NADC says it also contracted the removal of a seawall from the adjacent Rock River and the closure of water intakes and discharges. The building shell and all structural steel was left in place.

Between the need to preserve certain components, the age of the site and space constraints, Chappel says there were a number of obstacles that NADC had to overcome on the job.

photo courtesy of Beloit College

“The way the structure was built and NADC’s specific scope of work was a challenge in itself,” he says. “NADC developed a complex work plan that varied from means and methods used on other projects. Between the construction style of the boilers; the salvage-in-place nature of many components that forced NADC to take extra precaution in execution of the work to be able to protect and save these items; and the limited egress available for concrete, garbage and scrap, NADC had to develop a well-thought-out demolition process. We were able to plan and execute with the help of all team members to create a successful demolition project.”

According to Chappel, demolition took the crew of 30 approximately seven months to complete, with the project ranging from June 2017 to January 2018. In all, 35,000 total manhours were performed without incident on the job.

The demolition produced ferrous and nonferrous metal, C&D waste and concrete. All steel from the project was recycled at a local steel recycling center, all concrete was recycled at a local concrete crushing facility and the C&D waste was sent to the local landfill.

Through NADC’s diligence on the project, the company was able to recycle 95 percent of materials derived from the Blackhawk demolition.

“NADC makes every effort to recycle all materials feasible on every project,” Chappel says. “NADC takes care to sort and prepare materials to the best of our ability so as to limit both disposal costs and environmental impact.”

photo courtesy of Beloit College

A new beginning

The Powerhouse, as it’s known on campus, was officially opened in February.

The new building includes meeting rooms, gathering spaces, an indoor track, a lecture hall and theater, a pool, a café, fieldhouse, a conference center, multiple fitness spaces, outdoor decks overlooking the Rock River and a Riverwalk.

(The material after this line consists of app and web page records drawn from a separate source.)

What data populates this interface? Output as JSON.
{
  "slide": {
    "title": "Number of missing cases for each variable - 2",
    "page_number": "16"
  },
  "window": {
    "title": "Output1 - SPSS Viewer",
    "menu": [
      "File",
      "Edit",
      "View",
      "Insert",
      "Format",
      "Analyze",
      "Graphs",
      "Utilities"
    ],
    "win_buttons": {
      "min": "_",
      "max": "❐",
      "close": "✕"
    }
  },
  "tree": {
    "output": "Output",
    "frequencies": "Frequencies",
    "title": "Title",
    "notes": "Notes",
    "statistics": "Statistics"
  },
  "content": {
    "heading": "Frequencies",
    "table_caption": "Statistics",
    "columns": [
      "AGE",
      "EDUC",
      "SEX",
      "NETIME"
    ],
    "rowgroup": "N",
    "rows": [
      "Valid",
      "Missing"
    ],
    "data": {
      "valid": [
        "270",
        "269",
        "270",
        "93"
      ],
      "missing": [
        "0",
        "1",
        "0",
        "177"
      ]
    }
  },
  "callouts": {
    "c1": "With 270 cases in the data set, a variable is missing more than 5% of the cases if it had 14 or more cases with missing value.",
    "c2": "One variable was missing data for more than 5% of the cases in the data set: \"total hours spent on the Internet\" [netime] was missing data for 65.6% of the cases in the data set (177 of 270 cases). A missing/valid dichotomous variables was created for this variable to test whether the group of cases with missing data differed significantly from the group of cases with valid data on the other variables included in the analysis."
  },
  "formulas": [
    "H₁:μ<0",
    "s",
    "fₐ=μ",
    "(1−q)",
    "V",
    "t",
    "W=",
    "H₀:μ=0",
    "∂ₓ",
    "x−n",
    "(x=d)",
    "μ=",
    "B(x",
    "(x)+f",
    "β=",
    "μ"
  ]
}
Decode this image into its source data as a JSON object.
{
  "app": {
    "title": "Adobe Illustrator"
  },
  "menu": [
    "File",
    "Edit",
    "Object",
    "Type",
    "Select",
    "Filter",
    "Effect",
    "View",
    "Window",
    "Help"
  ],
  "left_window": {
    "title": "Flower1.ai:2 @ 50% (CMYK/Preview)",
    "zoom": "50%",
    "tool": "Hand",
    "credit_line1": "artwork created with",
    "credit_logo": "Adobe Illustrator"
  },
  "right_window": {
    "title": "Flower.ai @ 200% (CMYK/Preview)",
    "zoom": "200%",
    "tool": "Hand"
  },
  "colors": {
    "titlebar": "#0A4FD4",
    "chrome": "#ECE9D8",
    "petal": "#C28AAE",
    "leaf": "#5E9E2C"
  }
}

About the project, Beloit’s website states, “A glorious 21st century use for a quintessentially 20th century facility, the building provides a spectacular space for the community to come together to work, train, eat and play. It is a showcase of sustainable design and is housed in one of the state’s most important historic buildings, tying the college and the city of Beloit closer to the Rock River.”

“From the very outset, this has been both a project that was going to be enormously valuable to the college community and the city of Beloit,” Beloit College President Scott Bierman told the Wisconsin State Journal. “This project, at its core, is fundamentally a student center, and for those reasons, we expect that prospective students and their families will pay close attention to a college that has devoted this much energy and resources to improving the quality of their experience.”

With a history dating back over 100 years, the repurposing of the Blackhawk Generating Station serves as a standing monument linking the city’s past to those tasked with creating its future.

“It’s a symbol,” Schooff told the Wisconsin State Journal. “It’s an echo of our industrial heritage.”

The author is the editor of Construction & Demolition Recycling magazine and can be reached at aredling@gie.net.